Several standardized tests accurately reflect spelling abilities, but do not assess other writing skills with the same reliability. Tests that might be helpful in diagnosing disorder of written expression include the Diagnostic Evaluation of Writing Skills (DEWS), the Test of Early Written Language (TEWL) and the Test of Adolescent Language. However, assessment using standardized tests is not enough to make a diagnosis of disorder of written expression. In addition, a qualified evaluator should compare multiple samples of the student's written work with the written work normally expected from students of comparable backgrounds. The person being evaluated may also be asked to perform tasks such as writing from dictation or copying written material as part of diagnostic testing. The American Psychiatric Association places disorder of written expression in the miscellaneous category of learning disorders not otherwise specified. It is likely to remain a poorly understood and diagnosed disability until more research findings are available.
Little is known about how to treat disorder of written expression. Intense writing remediation may help, but no specific method or approach to remediation has proved particularly successful. Since disorder of written expression usually occurs in conjunction with other learning disabilities, treatment is often directed at those better-understood learning problems.
Little is known about the long-term outcome for people with disorder of written expression. However, it appears that those who have this disorder may develop low self-esteem and social problems related to their lack of academic achievement. Later in life they may be more likely to drop out of school and find employment opportunities that require writing skills closed to them.
There are no known ways to prevent disorder of written expression.
American Psychiatric Association Diagnostic and Statistical Manual of Mental Disorders. 4th ed. text revised. Washington DC: American Psychiatric Association, 2000.
Sadock, Benjamin J. and Virginia A. Sadock, eds. Comprehensive Textbook of Psychiatry. 7th ed. Vol. 2. Philadelphia: Lippincott Williams and Wilkins, 2000.
American Academy of Child and Adolescent Psychiatry.
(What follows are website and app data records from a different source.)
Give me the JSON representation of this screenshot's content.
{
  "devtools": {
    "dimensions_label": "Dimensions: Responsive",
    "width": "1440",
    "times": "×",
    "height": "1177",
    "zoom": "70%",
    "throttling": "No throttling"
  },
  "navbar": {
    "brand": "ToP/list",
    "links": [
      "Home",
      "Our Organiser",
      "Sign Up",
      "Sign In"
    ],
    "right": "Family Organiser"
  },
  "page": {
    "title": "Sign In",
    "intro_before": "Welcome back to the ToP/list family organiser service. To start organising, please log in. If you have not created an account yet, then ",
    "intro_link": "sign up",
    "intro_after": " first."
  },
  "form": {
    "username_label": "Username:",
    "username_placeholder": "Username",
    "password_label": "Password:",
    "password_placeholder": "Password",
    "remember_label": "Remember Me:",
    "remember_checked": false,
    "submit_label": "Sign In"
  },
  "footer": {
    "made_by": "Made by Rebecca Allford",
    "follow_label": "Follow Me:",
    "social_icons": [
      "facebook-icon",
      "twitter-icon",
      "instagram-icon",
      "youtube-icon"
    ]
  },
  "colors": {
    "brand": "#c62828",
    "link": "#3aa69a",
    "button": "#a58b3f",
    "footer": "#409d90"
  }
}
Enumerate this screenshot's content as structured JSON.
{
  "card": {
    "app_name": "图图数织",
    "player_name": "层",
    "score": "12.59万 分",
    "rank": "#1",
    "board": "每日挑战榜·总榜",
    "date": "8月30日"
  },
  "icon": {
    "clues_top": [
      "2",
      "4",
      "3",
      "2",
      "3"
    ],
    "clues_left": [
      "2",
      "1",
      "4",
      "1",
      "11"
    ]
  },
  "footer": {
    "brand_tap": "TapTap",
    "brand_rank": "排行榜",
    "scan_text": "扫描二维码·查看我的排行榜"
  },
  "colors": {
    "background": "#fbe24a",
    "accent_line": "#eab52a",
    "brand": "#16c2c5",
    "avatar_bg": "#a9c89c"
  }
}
P. O. Box 96106, Washington, D.C. 20090. (800) 333-7636. <www.aacap.org> .
Learning Disabilities Association of America. 4156 Library Road Pittsburgh, PA 15234-1349. Telephone: (412) 341-1515. Web site: <www.ldanatl.org> .
National Center for Learning Disabilities, 381 Park Avenue South, Suite 1401, New York, NY 10016. (888) 575-7373 (toll free) or 212-545-7510. <www.ncld.org> .
Tish Davidson, A.M.